Fractions Transformation and Dissipation Mechanism of Dechlorane Plus in the Rhizosphere of the Soil–Plant System
2020-04-10T10:43:26Z (GMT) by

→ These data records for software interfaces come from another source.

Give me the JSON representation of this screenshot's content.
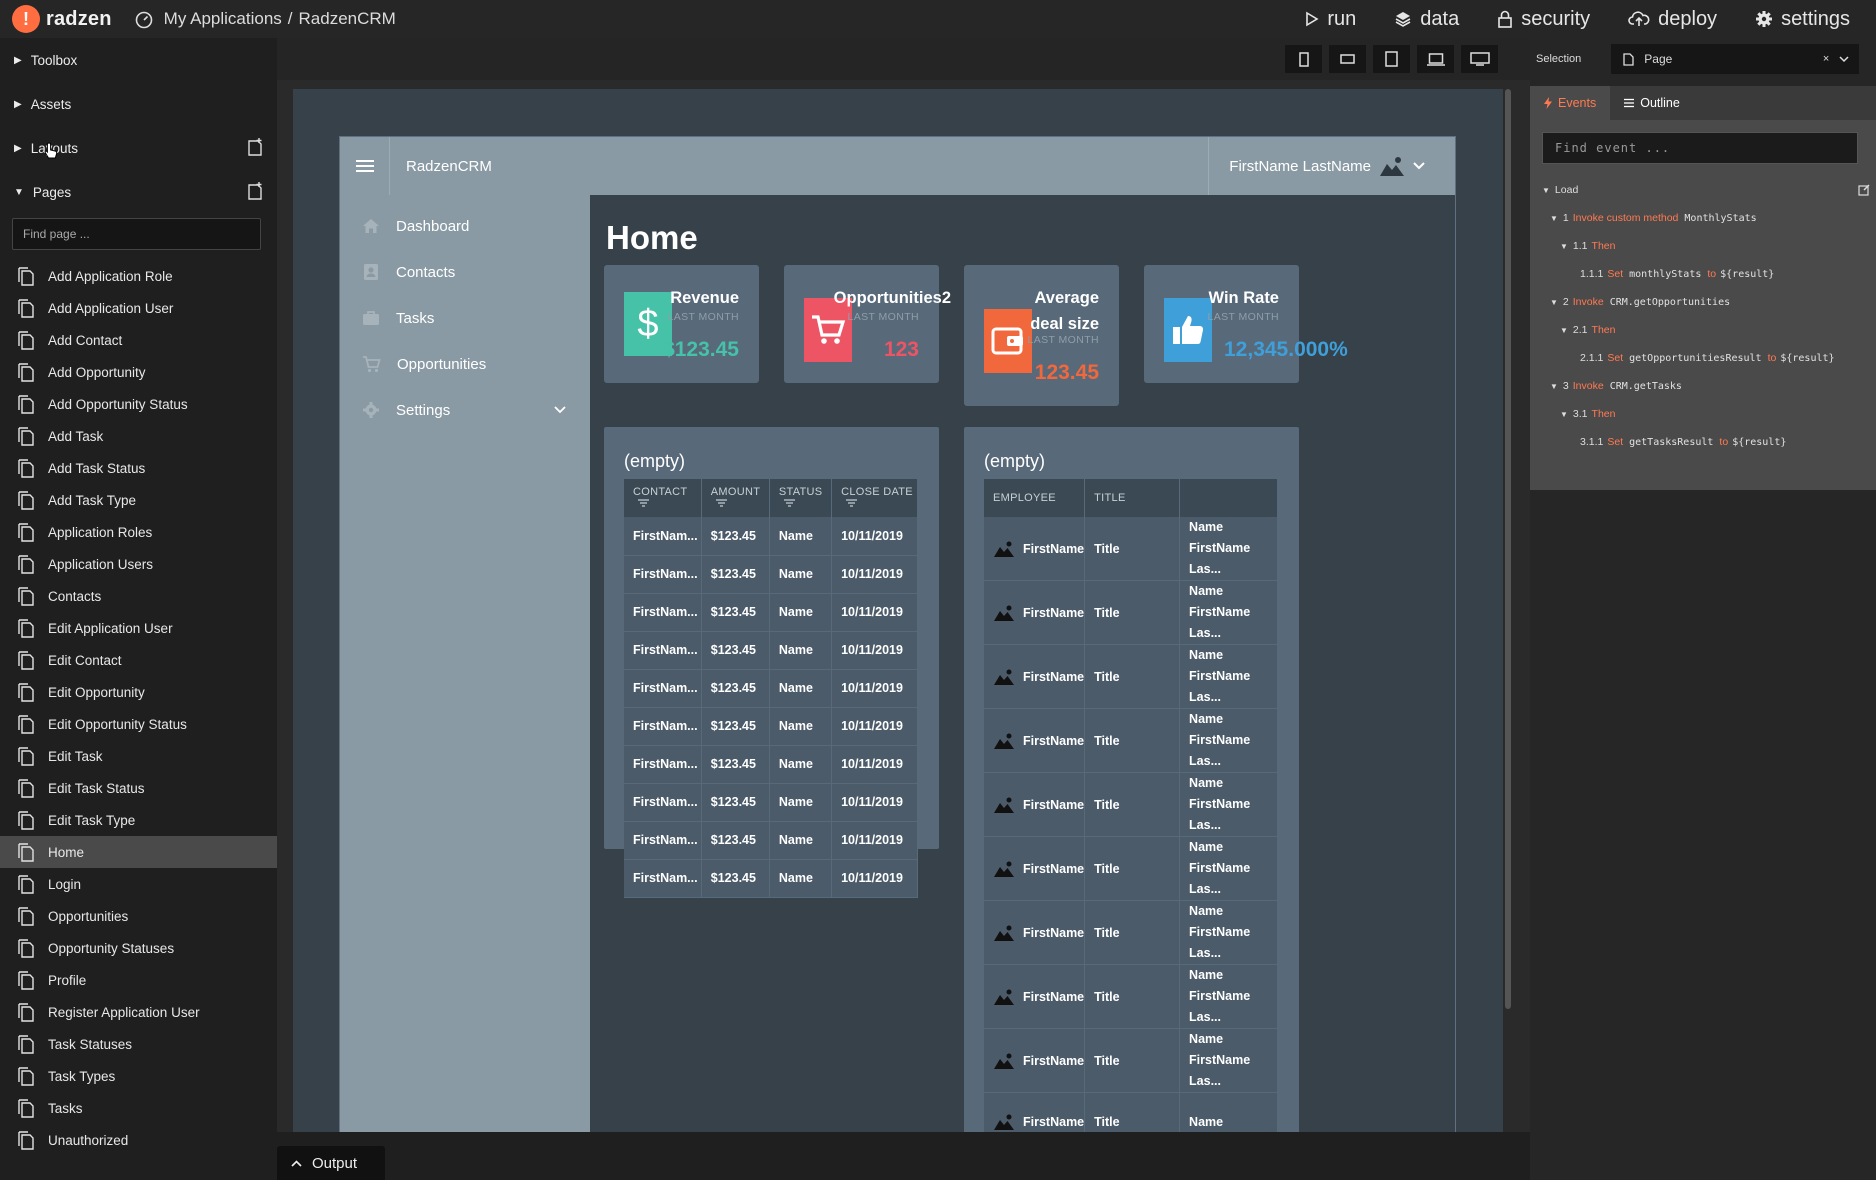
{
  "topbar": {
    "logo_mark": "!",
    "logo_text": "radzen",
    "breadcrumb": [
      "My Applications",
      "RadzenCRM"
    ],
    "breadcrumb_sep": "/",
    "nav": [
      {
        "label": "run",
        "icon": "play-icon"
      },
      {
        "label": "data",
        "icon": "layers-icon"
      },
      {
        "label": "security",
        "icon": "lock-icon"
      },
      {
        "label": "deploy",
        "icon": "cloud-upload-icon"
      },
      {
        "label": "settings",
        "icon": "gear-icon"
      }
    ]
  },
  "left_panel": {
    "sections": {
      "toolbox": "Toolbox",
      "assets": "Assets",
      "layouts": "Layouts",
      "pages": "Pages"
    },
    "find_page_placeholder": "Find page ...",
    "pages": [
      "Add Application Role",
      "Add Application User",
      "Add Contact",
      "Add Opportunity",
      "Add Opportunity Status",
      "Add Task",
      "Add Task Status",
      "Add Task Type",
      "Application Roles",
      "Application Users",
      "Contacts",
      "Edit Application User",
      "Edit Contact",
      "Edit Opportunity",
      "Edit Opportunity Status",
      "Edit Task",
      "Edit Task Status",
      "Edit Task Type",
      "Home",
      "Login",
      "Opportunities",
      "Opportunity Statuses",
      "Profile",
      "Register Application User",
      "Task Statuses",
      "Task Types",
      "Tasks",
      "Unauthorized"
    ],
    "active_page": "Home"
  },
  "device_toolbar": [
    "phone-portrait-icon",
    "phone-landscape-icon",
    "tablet-portrait-icon",
    "laptop-icon",
    "desktop-icon"
  ],
  "app": {
    "title": "RadzenCRM",
    "user": "FirstName LastName",
    "nav": [
      {
        "label": "Dashboard",
        "icon": "home-icon"
      },
      {
        "label": "Contacts",
        "icon": "contacts-icon"
      },
      {
        "label": "Tasks",
        "icon": "briefcase-icon"
      },
      {
        "label": "Opportunities",
        "icon": "cart-icon"
      },
      {
        "label": "Settings",
        "icon": "gear-icon"
      }
    ],
    "page_title": "Home",
    "cards": [
      {
        "title": "Revenue",
        "subtitle": "LAST MONTH",
        "value": "$123.45",
        "color": "#45c2a8",
        "icon": "dollar-icon"
      },
      {
        "title": "Opportunities2",
        "subtitle": "LAST MONTH",
        "value": "123",
        "color": "#ed5565",
        "icon": "cart-icon"
      },
      {
        "title": "Average deal size",
        "title_lines": [
          "Average",
          "deal size"
        ],
        "subtitle": "LAST MONTH",
        "value": "123.45",
        "color": "#f1683c",
        "icon": "wallet-icon"
      },
      {
        "title": "Win Rate",
        "subtitle": "LAST MONTH",
        "value": "12,345.000%",
        "color": "#3f9fd9",
        "icon": "thumbs-up-icon"
      }
    ],
    "panel1": {
      "title": "(empty)",
      "columns": [
        "CONTACT",
        "AMOUNT",
        "STATUS",
        "CLOSE DATE"
      ],
      "rows": [
        [
          "FirstNam...",
          "$123.45",
          "Name",
          "10/11/2019"
        ],
        [
          "FirstNam...",
          "$123.45",
          "Name",
          "10/11/2019"
        ],
        [
          "FirstNam...",
          "$123.45",
          "Name",
          "10/11/2019"
        ],
        [
          "FirstNam...",
          "$123.45",
          "Name",
          "10/11/2019"
        ],
        [
          "FirstNam...",
          "$123.45",
          "Name",
          "10/11/2019"
        ],
        [
          "FirstNam...",
          "$123.45",
          "Name",
          "10/11/2019"
        ],
        [
          "FirstNam...",
          "$123.45",
          "Name",
          "10/11/2019"
        ],
        [
          "FirstNam...",
          "$123.45",
          "Name",
          "10/11/2019"
        ],
        [
          "FirstNam...",
          "$123.45",
          "Name",
          "10/11/2019"
        ],
        [
          "FirstNam...",
          "$123.45",
          "Name",
          "10/11/2019"
        ]
      ]
    },
    "panel2": {
      "title": "(empty)",
      "columns": [
        "EMPLOYEE",
        "TITLE",
        ""
      ],
      "rows": [
        {
          "employee": "FirstName",
          "title": "Title",
          "name": "Name",
          "full": "FirstName Las..."
        },
        {
          "employee": "FirstName",
          "title": "Title",
          "name": "Name",
          "full": "FirstName Las..."
        },
        {
          "employee": "FirstName",
          "title": "Title",
          "name": "Name",
          "full": "FirstName Las..."
        },
        {
          "employee": "FirstName",
          "title": "Title",
          "name": "Name",
          "full": "FirstName Las..."
        },
        {
          "employee": "FirstName",
          "title": "Title",
          "name": "Name",
          "full": "FirstName Las..."
        },
        {
          "employee": "FirstName",
          "title": "Title",
          "name": "Name",
          "full": "FirstName Las..."
        },
        {
          "employee": "FirstName",
          "title": "Title",
          "name": "Name",
          "full": "FirstName Las..."
        },
        {
          "employee": "FirstName",
          "title": "Title",
          "name": "Name",
          "full": "FirstName Las..."
        },
        {
          "employee": "FirstName",
          "title": "Title",
          "name": "Name",
          "full": "FirstName Las..."
        },
        {
          "employee": "FirstName",
          "title": "Title",
          "name": "Name",
          "full": ""
        }
      ]
    }
  },
  "right_panel": {
    "selection_label": "Selection",
    "selection_value": "Page",
    "clear": "×",
    "tabs": [
      "Events",
      "Outline"
    ],
    "find_event_placeholder": "Find event ...",
    "event_group": "Load",
    "tree": [
      {
        "num": "1",
        "action": "Invoke custom method",
        "target": "MonthlyStats",
        "indent": 0
      },
      {
        "num": "1.1",
        "action": "Then",
        "target": "",
        "indent": 1
      },
      {
        "num": "1.1.1",
        "action": "Set",
        "target": "monthlyStats",
        "to": "to",
        "value": "${result}",
        "indent": 2
      },
      {
        "num": "2",
        "action": "Invoke",
        "target": "CRM.getOpportunities",
        "indent": 0
      },
      {
        "num": "2.1",
        "action": "Then",
        "target": "",
        "indent": 1
      },
      {
        "num": "2.1.1",
        "action": "Set",
        "target": "getOpportunitiesResult",
        "to": "to",
        "value": "${result}",
        "indent": 2
      },
      {
        "num": "3",
        "action": "Invoke",
        "target": "CRM.getTasks",
        "indent": 0
      },
      {
        "num": "3.1",
        "action": "Then",
        "target": "",
        "indent": 1
      },
      {
        "num": "3.1.1",
        "action": "Set",
        "target": "getTasksResult",
        "to": "to",
        "value": "${result}",
        "indent": 2
      }
    ]
  },
  "output_label": "Output"
}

The fractions transformation and dissipation mechanism of Dechlorane Plus (DP) in the rhizosphere of soil–plant system were investigated and characterized by a 150-day experiment using a rhizobox system. The depuration, accumulation, and translocation of DP in rice plants were observed. The contributions of plant uptake, microbial degradation, and bound-residue formation to DP dissipation under the rhizosphere effect were modeled and quantified. The gradients of DP concentrations correlated well with microbial biomass in the rhizosphere (R2 = 0.898). The rhizosphere facilitated the bioavailability of DP (excitation) and modified the bound-residue formation of DP (aging). DP concentrations in roots were positively correlated with the labile fraction of DP in soil (R2 = 0.852–0.961). There were spatiotemporal variations in the DP fractions. Dissolved and soil organic carbon were important influences on fraction transformation. Contributions to total DP dissipation were in the following ranges: microbial degradation (8.33–54.14%), bound-residue formation (3.64–16.43%), and plant uptake (0.54–3.85%). With all of these processes operating, the half-life of DP in the rhizosphere was 105 days. The stereoselectivity of DP isomers in both rice and DP fractions in soil were observed, suggesting a link between stereoselective bioaccumulation of DP in terrestrial organisms and dissipation pathways in soil.